Email Us

Eastern Woodland Hunters
Environment / Housing Food / Hunting / Tools Transportation / Migration Religion / Ceremonies / Art / Clothing Family / Social Structure / Leadership Tribal Relations / War
The people of the Eastern Woodlands are classified into two main groups, the Iroquois (Eastern Woodlands farmers) and the Algonquians (Eastern Woodlands hunters). This division is based on the roots of their languages and their main source of food.
Arrival Ancestors of the Eastern Woodlands people of Canada first arrived in the region 10,000 years ago, at the end of the last Ice Age.
Map Source - The Canadian Encyclopedia
Location
Southwest Ontario, Southern Ontario (excluding the very south that was occupied by the Eastern Woodland Farmers), Southern Quebec and the Maritime Provinces (New Brunswick, Nova Scotia and Prince Edward Island).
Languages
Central Algonquian and Eastern Algonquian
Nations
Ojibwa, Ottawa, Nipissing, Algonquin (not to be mistaken from Algonquian), Maliseet, Mi'kmaq and Abenaki
Note: the Abenaki are located in the USA, so they are not included in the information.
Ojibwa
Name "Ojibwa" is derived from the word "Ozhibii'oweg" meaning "Those who keep Records of a Vision" referring to their form of pictorial writing.
Ojibwa girls
Location Area around Lake Superior to northeast Georgian Bay.
Language Central Algonquian
Ottawa
Name "Ottawa" is spelled "Odawa" in their native language, and means "traders".
Ottawa noble
Location Manitoulin Island and the Bruce Peninsula
Language Central Algonquian
Nipissing
Name Their name means "at the little water or lake" referring to Lake Nipissing.
Lake Nipissing
Location Lake Nipissing area
Language Central Algonquian
Algonquin
Location Ottawa River and area
Algonquin mother and son
Language Central Algonquian
Maliseet
Name The Maliseet call themselves "Wolastoqiyik". "Maliseet" is a Micmac word for someone who can't talk very well.
Maliseet woman
Location St. Lawrence Valley to the Bay of Fundy, eastern Maine, and western New Brunswick
Language Eastern Algonquian
Micmac or Mi'kmaq
Name Their name comes from a word in their own language meaning "allies."
Mi'kmaq woman
Location Southeast part of the Gaspe Peninsula, eastern New Brunswick, Prince Edward Island, and Nova Scotia
Language Eastern Algonquian

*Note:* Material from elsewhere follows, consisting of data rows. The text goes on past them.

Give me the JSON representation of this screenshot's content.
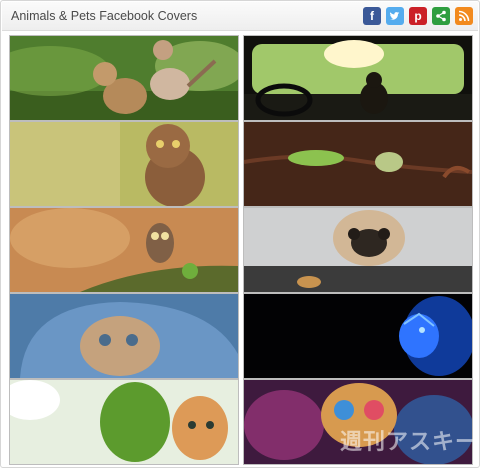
{
  "header": {
    "title": "Animals & Pets Facebook Covers",
    "share_icons": [
      "facebook-icon",
      "twitter-icon",
      "pinterest-icon",
      "share-icon",
      "rss-icon"
    ]
  },
  "covers": [
    {
      "subject": "kittens playing"
    },
    {
      "subject": "cat in car"
    },
    {
      "subject": "owl"
    },
    {
      "subject": "chameleons"
    },
    {
      "subject": "small owl"
    },
    {
      "subject": "pug"
    },
    {
      "subject": "kitten in blanket"
    },
    {
      "subject": "neon leopard"
    },
    {
      "subject": "kitten in clover"
    },
    {
      "subject": "painted dog"
    }
  ],
  "watermark": "週刊アスキー"
}
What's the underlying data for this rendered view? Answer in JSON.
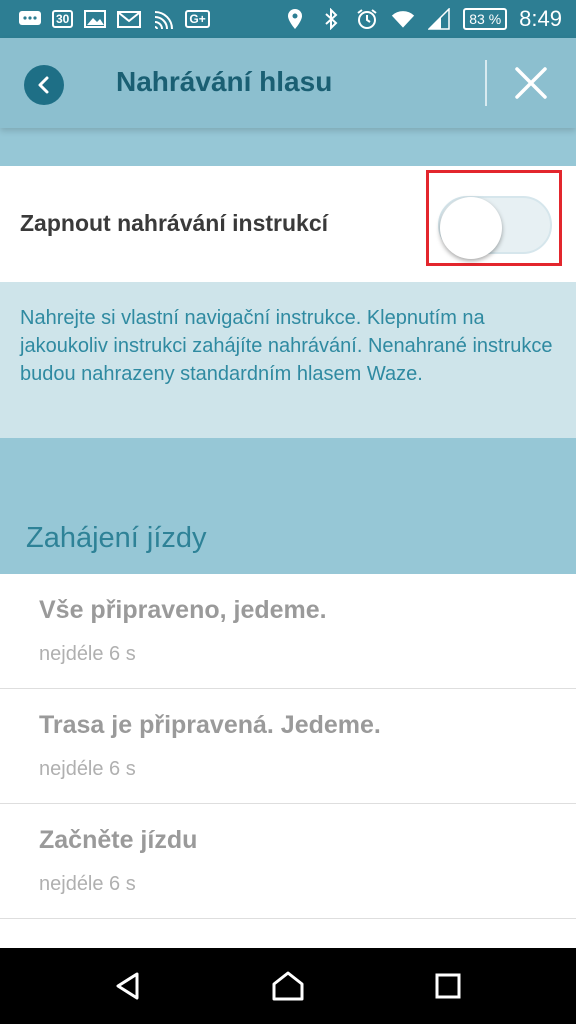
{
  "status_bar": {
    "left_icons": [
      "chat-icon",
      "calendar-icon",
      "image-icon",
      "gmail-icon",
      "cast-icon",
      "google-plus-icon"
    ],
    "calendar_day": "30",
    "battery": "83 %",
    "time": "8:49"
  },
  "header": {
    "title": "Nahrávání hlasu"
  },
  "toggle": {
    "label": "Zapnout nahrávání instrukcí",
    "state": "off"
  },
  "info": {
    "text": "Nahrejte si vlastní navigační instrukce. Klepnutím na jakoukoliv instrukci zahájíte nahrávání. Nenahrané instrukce budou nahrazeny standardním hlasem Waze."
  },
  "section": {
    "title": "Zahájení jízdy"
  },
  "list": {
    "items": [
      {
        "title": "Vše připraveno, jedeme.",
        "subtitle": "nejdéle 6 s"
      },
      {
        "title": "Trasa je připravená. Jedeme.",
        "subtitle": "nejdéle 6 s"
      },
      {
        "title": "Začněte jízdu",
        "subtitle": "nejdéle 6 s"
      }
    ]
  },
  "colors": {
    "status_bar": "#2d7e93",
    "app_bar": "#8cbfcf",
    "accent": "#1e6f86",
    "highlight": "#e3262d"
  }
}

Environment / Housing Food / Hunting / Tools Transportation / Migration Religion / Ceremonies / Art / Clothing Family / Social Structure / Leadership Tribal Relations / War
Back to the top
Back to Canada's First Peoples Menu

c Goldi Productions Ltd. 2007